STORED DATA

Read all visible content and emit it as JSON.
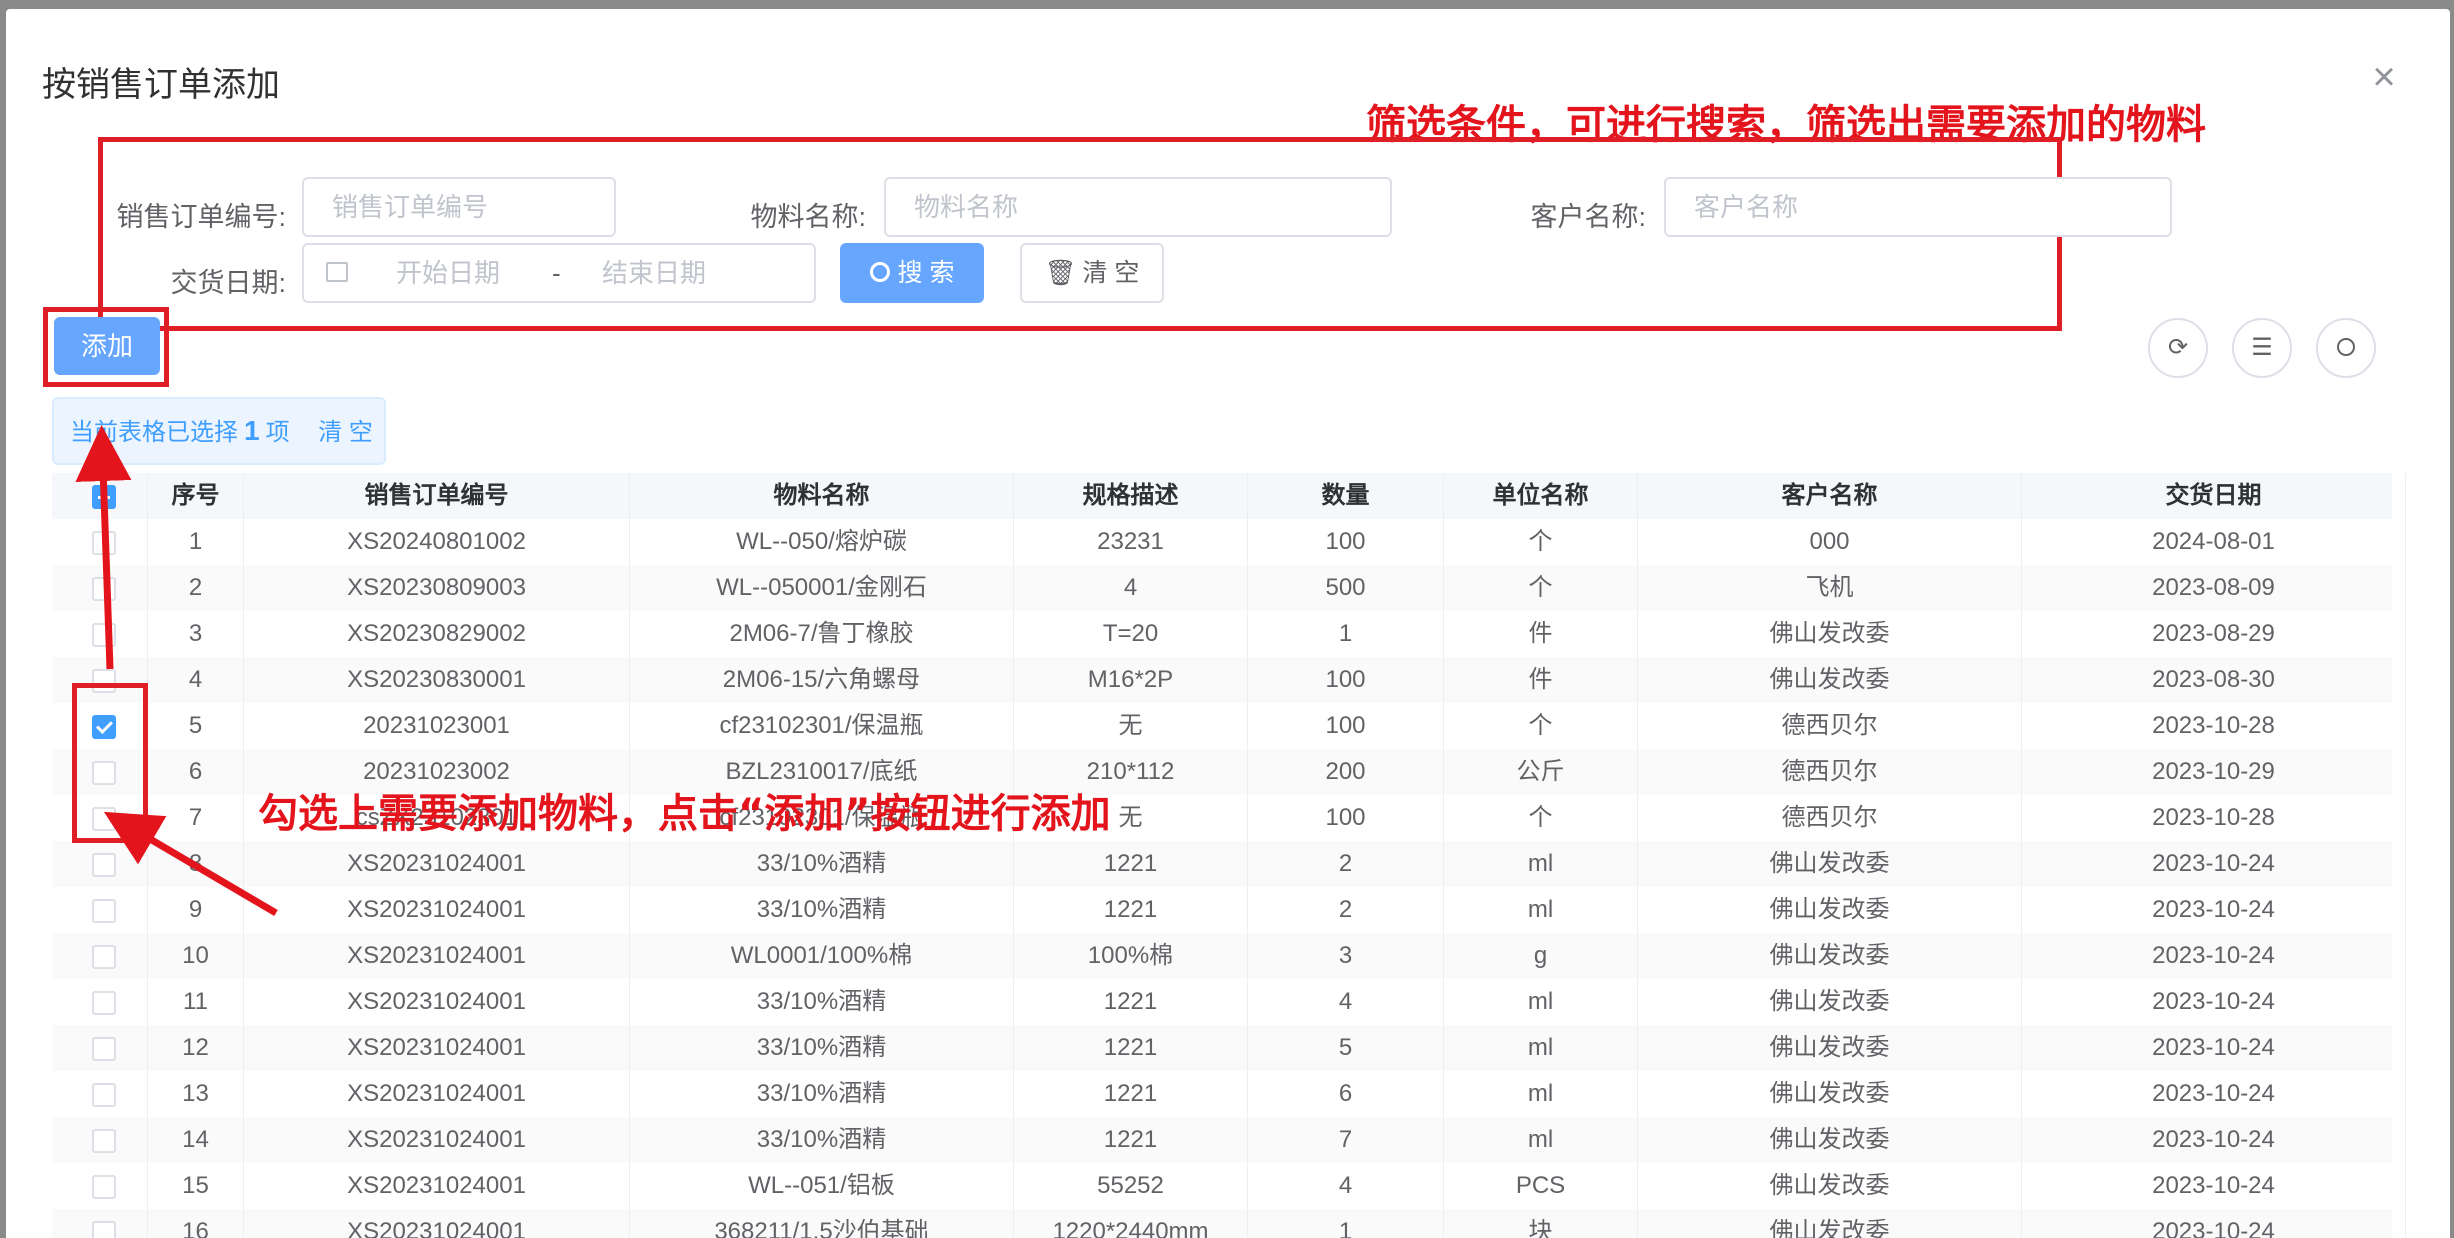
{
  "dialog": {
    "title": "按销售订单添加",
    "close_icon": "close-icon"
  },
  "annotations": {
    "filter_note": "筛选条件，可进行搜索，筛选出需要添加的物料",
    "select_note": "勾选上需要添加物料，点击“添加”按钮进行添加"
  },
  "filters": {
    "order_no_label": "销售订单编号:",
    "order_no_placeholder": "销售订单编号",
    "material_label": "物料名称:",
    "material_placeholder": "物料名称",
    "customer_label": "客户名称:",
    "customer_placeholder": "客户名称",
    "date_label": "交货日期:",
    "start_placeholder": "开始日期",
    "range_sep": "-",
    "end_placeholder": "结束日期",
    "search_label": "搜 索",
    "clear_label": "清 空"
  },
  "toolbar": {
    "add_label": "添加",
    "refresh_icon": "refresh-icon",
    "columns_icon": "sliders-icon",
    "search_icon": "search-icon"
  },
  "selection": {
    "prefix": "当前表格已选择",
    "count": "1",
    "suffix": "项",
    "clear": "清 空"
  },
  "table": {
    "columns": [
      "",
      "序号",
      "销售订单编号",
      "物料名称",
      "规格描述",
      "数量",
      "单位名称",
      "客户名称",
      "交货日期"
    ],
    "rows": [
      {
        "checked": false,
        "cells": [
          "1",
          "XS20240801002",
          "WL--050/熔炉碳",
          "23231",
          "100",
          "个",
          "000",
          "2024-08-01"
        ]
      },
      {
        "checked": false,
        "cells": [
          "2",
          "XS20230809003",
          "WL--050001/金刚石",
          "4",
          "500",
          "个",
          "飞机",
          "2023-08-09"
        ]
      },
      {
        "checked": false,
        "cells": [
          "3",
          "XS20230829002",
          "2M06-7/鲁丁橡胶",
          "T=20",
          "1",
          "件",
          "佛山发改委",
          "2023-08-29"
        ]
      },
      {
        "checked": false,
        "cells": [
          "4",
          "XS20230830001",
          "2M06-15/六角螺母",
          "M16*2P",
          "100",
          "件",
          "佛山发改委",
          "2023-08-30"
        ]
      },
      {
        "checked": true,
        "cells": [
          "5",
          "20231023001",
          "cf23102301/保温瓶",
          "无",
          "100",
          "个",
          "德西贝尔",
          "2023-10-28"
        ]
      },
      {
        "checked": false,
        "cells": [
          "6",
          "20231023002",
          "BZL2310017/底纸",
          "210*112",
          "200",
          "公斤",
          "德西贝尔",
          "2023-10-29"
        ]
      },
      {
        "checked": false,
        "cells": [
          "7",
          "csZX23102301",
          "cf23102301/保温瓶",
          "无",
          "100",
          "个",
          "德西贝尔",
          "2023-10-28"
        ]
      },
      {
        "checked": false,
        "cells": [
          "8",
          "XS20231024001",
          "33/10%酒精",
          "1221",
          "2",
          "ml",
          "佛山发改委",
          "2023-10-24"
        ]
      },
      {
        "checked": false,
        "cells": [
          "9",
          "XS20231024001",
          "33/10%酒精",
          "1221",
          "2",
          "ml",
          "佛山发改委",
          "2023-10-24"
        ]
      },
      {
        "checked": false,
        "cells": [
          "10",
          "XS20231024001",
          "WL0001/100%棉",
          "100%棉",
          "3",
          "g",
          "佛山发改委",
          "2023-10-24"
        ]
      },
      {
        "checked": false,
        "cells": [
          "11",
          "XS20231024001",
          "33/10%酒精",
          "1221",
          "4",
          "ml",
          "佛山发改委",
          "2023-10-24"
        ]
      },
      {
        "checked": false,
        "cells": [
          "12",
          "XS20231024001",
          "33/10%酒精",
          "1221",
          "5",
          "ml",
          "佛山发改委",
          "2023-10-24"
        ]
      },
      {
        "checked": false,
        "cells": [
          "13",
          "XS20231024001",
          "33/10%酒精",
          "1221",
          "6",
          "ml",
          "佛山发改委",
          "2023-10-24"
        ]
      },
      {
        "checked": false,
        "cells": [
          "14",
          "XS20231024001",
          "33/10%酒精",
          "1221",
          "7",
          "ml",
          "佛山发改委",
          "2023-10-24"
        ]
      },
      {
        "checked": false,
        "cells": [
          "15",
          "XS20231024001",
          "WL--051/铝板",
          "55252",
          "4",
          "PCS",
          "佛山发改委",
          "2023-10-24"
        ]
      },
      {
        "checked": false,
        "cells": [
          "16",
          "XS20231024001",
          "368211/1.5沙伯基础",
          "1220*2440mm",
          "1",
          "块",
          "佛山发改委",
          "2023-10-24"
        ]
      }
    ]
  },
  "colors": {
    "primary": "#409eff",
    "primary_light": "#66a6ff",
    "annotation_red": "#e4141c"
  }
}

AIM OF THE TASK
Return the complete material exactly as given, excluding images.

ANSWER FOR THE TASK
Read all visible content and emit it as JSON.
{
  "dialog": {
    "title": "按销售订单添加",
    "close_icon": "close-icon"
  },
  "annotations": {
    "filter_note": "筛选条件，可进行搜索，筛选出需要添加的物料",
    "select_note": "勾选上需要添加物料，点击“添加”按钮进行添加"
  },
  "filters": {
    "order_no_label": "销售订单编号:",
    "order_no_placeholder": "销售订单编号",
    "material_label": "物料名称:",
    "material_placeholder": "物料名称",
    "customer_label": "客户名称:",
    "customer_placeholder": "客户名称",
    "date_label": "交货日期:",
    "start_placeholder": "开始日期",
    "range_sep": "-",
    "end_placeholder": "结束日期",
    "search_label": "搜 索",
    "clear_label": "清 空"
  },
  "toolbar": {
    "add_label": "添加",
    "refresh_icon": "refresh-icon",
    "columns_icon": "sliders-icon",
    "search_icon": "search-icon"
  },
  "selection": {
    "prefix": "当前表格已选择",
    "count": "1",
    "suffix": "项",
    "clear": "清 空"
  },
  "table": {
    "columns": [
      "",
      "序号",
      "销售订单编号",
      "物料名称",
      "规格描述",
      "数量",
      "单位名称",
      "客户名称",
      "交货日期"
    ],
    "rows": [
      {
        "checked": false,
        "cells": [
          "1",
          "XS20240801002",
          "WL--050/熔炉碳",
          "23231",
          "100",
          "个",
          "000",
          "2024-08-01"
        ]
      },
      {
        "checked": false,
        "cells": [
          "2",
          "XS20230809003",
          "WL--050001/金刚石",
          "4",
          "500",
          "个",
          "飞机",
          "2023-08-09"
        ]
      },
      {
        "checked": false,
        "cells": [
          "3",
          "XS20230829002",
          "2M06-7/鲁丁橡胶",
          "T=20",
          "1",
          "件",
          "佛山发改委",
          "2023-08-29"
        ]
      },
      {
        "checked": false,
        "cells": [
          "4",
          "XS20230830001",
          "2M06-15/六角螺母",
          "M16*2P",
          "100",
          "件",
          "佛山发改委",
          "2023-08-30"
        ]
      },
      {
        "checked": true,
        "cells": [
          "5",
          "20231023001",
          "cf23102301/保温瓶",
          "无",
          "100",
          "个",
          "德西贝尔",
          "2023-10-28"
        ]
      },
      {
        "checked": false,
        "cells": [
          "6",
          "20231023002",
          "BZL2310017/底纸",
          "210*112",
          "200",
          "公斤",
          "德西贝尔",
          "2023-10-29"
        ]
      },
      {
        "checked": false,
        "cells": [
          "7",
          "csZX23102301",
          "cf23102301/保温瓶",
          "无",
          "100",
          "个",
          "德西贝尔",
          "2023-10-28"
        ]
      },
      {
        "checked": false,
        "cells": [
          "8",
          "XS20231024001",
          "33/10%酒精",
          "1221",
          "2",
          "ml",
          "佛山发改委",
          "2023-10-24"
        ]
      },
      {
        "checked": false,
        "cells": [
          "9",
          "XS20231024001",
          "33/10%酒精",
          "1221",
          "2",
          "ml",
          "佛山发改委",
          "2023-10-24"
        ]
      },
      {
        "checked": false,
        "cells": [
          "10",
          "XS20231024001",
          "WL0001/100%棉",
          "100%棉",
          "3",
          "g",
          "佛山发改委",
          "2023-10-24"
        ]
      },
      {
        "checked": false,
        "cells": [
          "11",
          "XS20231024001",
          "33/10%酒精",
          "1221",
          "4",
          "ml",
          "佛山发改委",
          "2023-10-24"
        ]
      },
      {
        "checked": false,
        "cells": [
          "12",
          "XS20231024001",
          "33/10%酒精",
          "1221",
          "5",
          "ml",
          "佛山发改委",
          "2023-10-24"
        ]
      },
      {
        "checked": false,
        "cells": [
          "13",
          "XS20231024001",
          "33/10%酒精",
          "1221",
          "6",
          "ml",
          "佛山发改委",
          "2023-10-24"
        ]
      },
      {
        "checked": false,
        "cells": [
          "14",
          "XS20231024001",
          "33/10%酒精",
          "1221",
          "7",
          "ml",
          "佛山发改委",
          "2023-10-24"
        ]
      },
      {
        "checked": false,
        "cells": [
          "15",
          "XS20231024001",
          "WL--051/铝板",
          "55252",
          "4",
          "PCS",
          "佛山发改委",
          "2023-10-24"
        ]
      },
      {
        "checked": false,
        "cells": [
          "16",
          "XS20231024001",
          "368211/1.5沙伯基础",
          "1220*2440mm",
          "1",
          "块",
          "佛山发改委",
          "2023-10-24"
        ]
      }
    ]
  },
  "colors": {
    "primary": "#409eff",
    "primary_light": "#66a6ff",
    "annotation_red": "#e4141c"
  }
}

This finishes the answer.